I have recently heard tales in the media of the return of “debtor prisons”. The stories involve the arrest of a debtor based on a failure to pay a debt. On their face the stories are true but avoidable. A review of the civil judgment collection process is required by way of explanation.
First, a complaint with an attached summons is delivered to your door by a sheriff. This is the document that starts the civil collection lawsuit. The summons advises you that you have a limited period of time, usually twenty days, to answer the complaint.
If you do not answer the complaint the creditor may then request that a judgment enter “by default” based on your failure to respond. Once the judgment enters you will be notified of its entry and advised that you have thirty days to pay the amount recited in the judgment.
If no payment is made the creditor can ask the court to compel your appearance to explain why you have not paid the debt. This is the time to start paying attention.
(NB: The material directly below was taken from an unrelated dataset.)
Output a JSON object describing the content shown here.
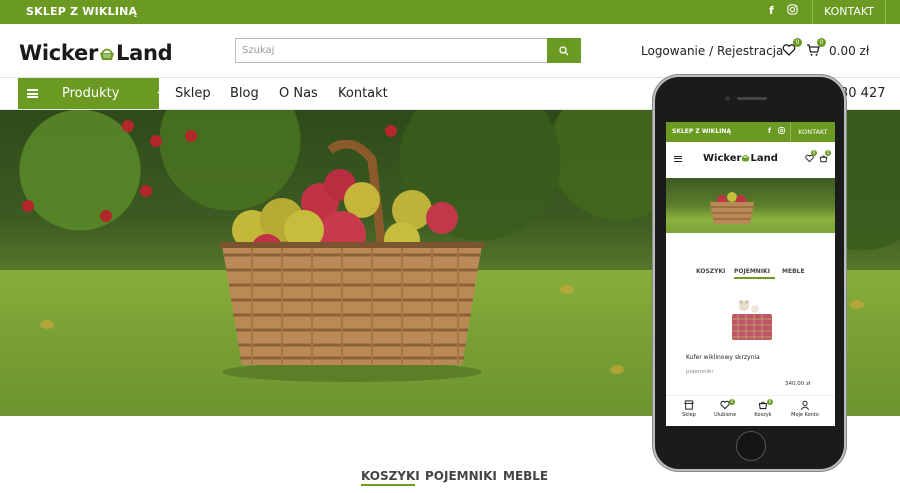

The document that is generated by the court at this stage in the proceeding requires your personal appearance at the court. If you do not show up at the date and time on the notice trouble begins.
After a judgment enters, do not ignore a “show cause order” from a state trial court. If you do not appear at the hearing you will be subject to a civil arrest warrant which will result in your arrest and transportation to jail pending a court appearance.
In order to avoid the issuance of an arrest warrant you must simply show up in court and explain your circumstances to the judge. I know it is tempting to ignore the process and hope it all goes away but debt problems do not get better with time, they tend to get worse. If you cannot afford to pay and the judge finds that fact, you will not be thrown in jail. The Court may or may not make a payment order but you will not be thrown in “Debtor’s Prison.”
Credit card creditors can and do request that the court attach your wages for an unpaid debt. You must be given notice of this request. If allowed by the court an order goes out to you employer requiring that a portion of your paycheck be sent directly to the creditor each pay period until the debt is paid.
If credit card creditors are suing you it is a good time to have a conversation with an experienced bankruptcy lawyer. Use the contact form to talk to us about your debt issues.